### PROBLEM DESCRIPTION
Render every line of the data exactly as written, and leave out the pictures.

### TASK INPUT
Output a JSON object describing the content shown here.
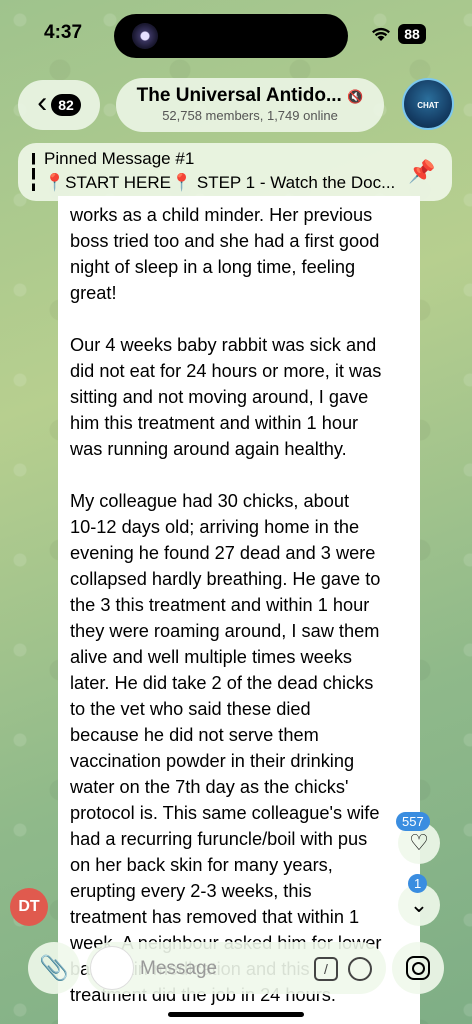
{
  "status": {
    "time": "4:37",
    "battery": "88"
  },
  "header": {
    "back_count": "82",
    "title": "The Universal Antido...",
    "subtitle": "52,758 members, 1,749 online",
    "avatar_text": "CHAT"
  },
  "pinned": {
    "title": "Pinned Message #1",
    "text": "📍START HERE📍 STEP 1 - Watch the Doc..."
  },
  "message": {
    "text": "works as a child minder. Her previous\nboss tried too and she had a first good\nnight of sleep in a long time, feeling\ngreat!\n\nOur 4 weeks baby rabbit was sick and\ndid not eat for 24 hours or more, it was\nsitting and not moving around, I gave\nhim this treatment and within 1 hour\nwas running around again healthy.\n\nMy colleague had 30 chicks, about\n10-12 days old; arriving home in the\nevening he found 27 dead and 3 were\ncollapsed hardly breathing. He gave to\nthe 3 this treatment and within 1 hour\nthey were roaming around, I saw them\nalive and well multiple times weeks\nlater. He did take 2 of the dead chicks\nto the vet who said these died\nbecause he did not serve them\nvaccination powder in their drinking\nwater on the 7th day as the chicks'\nprotocol is. This same colleague's wife\nhad a recurring furuncle/boil with pus\non her back skin for many years,\nerupting every 2-3 weeks, this\ntreatment has removed that within 1\nweek. A neighbour asked him for lower\nback pain medication and this\ntreatment did the job in 24 hours."
  },
  "reactions": {
    "count": "557",
    "unread": "1"
  },
  "sender_initials": "DT",
  "composer": {
    "placeholder": "Message"
  }
}
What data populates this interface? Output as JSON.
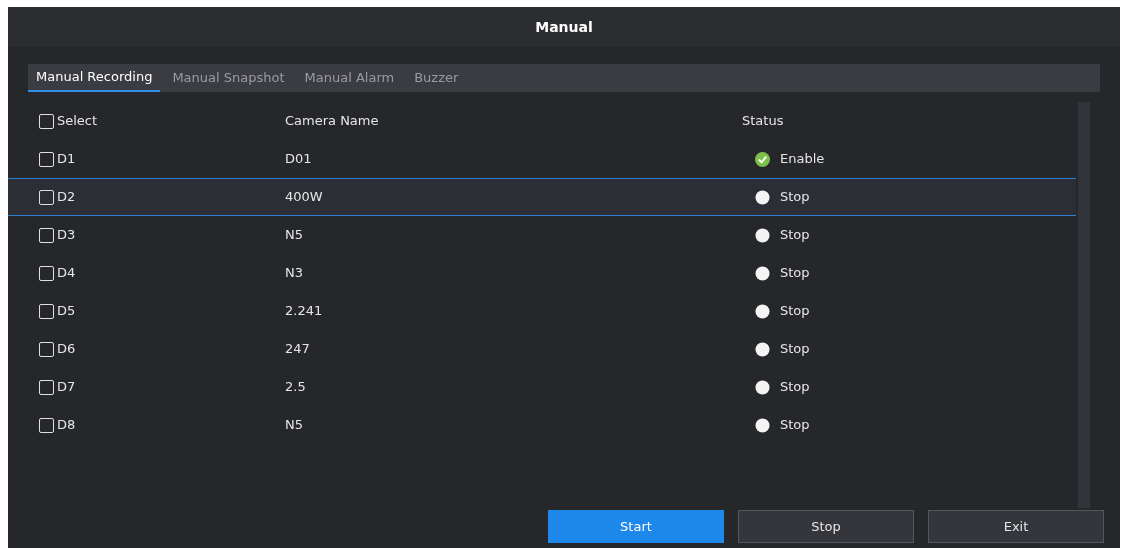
{
  "window": {
    "title": "Manual"
  },
  "tabs": [
    {
      "label": "Manual Recording",
      "selected": true
    },
    {
      "label": "Manual Snapshot",
      "selected": false
    },
    {
      "label": "Manual Alarm",
      "selected": false
    },
    {
      "label": "Buzzer",
      "selected": false
    }
  ],
  "table": {
    "select_all": {
      "label": "Select",
      "checked": false
    },
    "columns": [
      "Camera Name",
      "Status"
    ],
    "rows": [
      {
        "channel": "D1",
        "checked": false,
        "selected": false,
        "camera_name": "D01",
        "status": "Enable",
        "recording": true
      },
      {
        "channel": "D2",
        "checked": false,
        "selected": true,
        "camera_name": "400W",
        "status": "Stop",
        "recording": false
      },
      {
        "channel": "D3",
        "checked": false,
        "selected": false,
        "camera_name": "N5",
        "status": "Stop",
        "recording": false
      },
      {
        "channel": "D4",
        "checked": false,
        "selected": false,
        "camera_name": "N3",
        "status": "Stop",
        "recording": false
      },
      {
        "channel": "D5",
        "checked": false,
        "selected": false,
        "camera_name": "2.241",
        "status": "Stop",
        "recording": false
      },
      {
        "channel": "D6",
        "checked": false,
        "selected": false,
        "camera_name": "247",
        "status": "Stop",
        "recording": false
      },
      {
        "channel": "D7",
        "checked": false,
        "selected": false,
        "camera_name": "2.5",
        "status": "Stop",
        "recording": false
      },
      {
        "channel": "D8",
        "checked": false,
        "selected": false,
        "camera_name": "N5",
        "status": "Stop",
        "recording": false
      }
    ]
  },
  "buttons": [
    {
      "label": "Start",
      "primary": true
    },
    {
      "label": "Stop",
      "primary": false
    },
    {
      "label": "Exit",
      "primary": false
    }
  ]
}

### RESPONSE
Output a JSON object describing the content shown here.
{
  "status": {
    "time": "4:37",
    "battery": "88"
  },
  "header": {
    "back_count": "82",
    "title": "The Universal Antido...",
    "subtitle": "52,758 members, 1,749 online",
    "avatar_text": "CHAT"
  },
  "pinned": {
    "title": "Pinned Message #1",
    "text": "📍START HERE📍 STEP 1 - Watch the Doc..."
  },
  "message": {
    "text": "works as a child minder. Her previous\nboss tried too and she had a first good\nnight of sleep in a long time, feeling\ngreat!\n\nOur 4 weeks baby rabbit was sick and\ndid not eat for 24 hours or more, it was\nsitting and not moving around, I gave\nhim this treatment and within 1 hour\nwas running around again healthy.\n\nMy colleague had 30 chicks, about\n10-12 days old; arriving home in the\nevening he found 27 dead and 3 were\ncollapsed hardly breathing. He gave to\nthe 3 this treatment and within 1 hour\nthey were roaming around, I saw them\nalive and well multiple times weeks\nlater. He did take 2 of the dead chicks\nto the vet who said these died\nbecause he did not serve them\nvaccination powder in their drinking\nwater on the 7th day as the chicks'\nprotocol is. This same colleague's wife\nhad a recurring furuncle/boil with pus\non her back skin for many years,\nerupting every 2-3 weeks, this\ntreatment has removed that within 1\nweek. A neighbour asked him for lower\nback pain medication and this\ntreatment did the job in 24 hours."
  },
  "reactions": {
    "count": "557",
    "unread": "1"
  },
  "sender_initials": "DT",
  "composer": {
    "placeholder": "Message"
  }
}
What data populates this interface? Output as JSON.
{
  "window": {
    "title": "Manual"
  },
  "tabs": [
    {
      "label": "Manual Recording",
      "selected": true
    },
    {
      "label": "Manual Snapshot",
      "selected": false
    },
    {
      "label": "Manual Alarm",
      "selected": false
    },
    {
      "label": "Buzzer",
      "selected": false
    }
  ],
  "table": {
    "select_all": {
      "label": "Select",
      "checked": false
    },
    "columns": [
      "Camera Name",
      "Status"
    ],
    "rows": [
      {
        "channel": "D1",
        "checked": false,
        "selected": false,
        "camera_name": "D01",
        "status": "Enable",
        "recording": true
      },
      {
        "channel": "D2",
        "checked": false,
        "selected": true,
        "camera_name": "400W",
        "status": "Stop",
        "recording": false
      },
      {
        "channel": "D3",
        "checked": false,
        "selected": false,
        "camera_name": "N5",
        "status": "Stop",
        "recording": false
      },
      {
        "channel": "D4",
        "checked": false,
        "selected": false,
        "camera_name": "N3",
        "status": "Stop",
        "recording": false
      },
      {
        "channel": "D5",
        "checked": false,
        "selected": false,
        "camera_name": "2.241",
        "status": "Stop",
        "recording": false
      },
      {
        "channel": "D6",
        "checked": false,
        "selected": false,
        "camera_name": "247",
        "status": "Stop",
        "recording": false
      },
      {
        "channel": "D7",
        "checked": false,
        "selected": false,
        "camera_name": "2.5",
        "status": "Stop",
        "recording": false
      },
      {
        "channel": "D8",
        "checked": false,
        "selected": false,
        "camera_name": "N5",
        "status": "Stop",
        "recording": false
      }
    ]
  },
  "buttons": [
    {
      "label": "Start",
      "primary": true
    },
    {
      "label": "Stop",
      "primary": false
    },
    {
      "label": "Exit",
      "primary": false
    }
  ]
}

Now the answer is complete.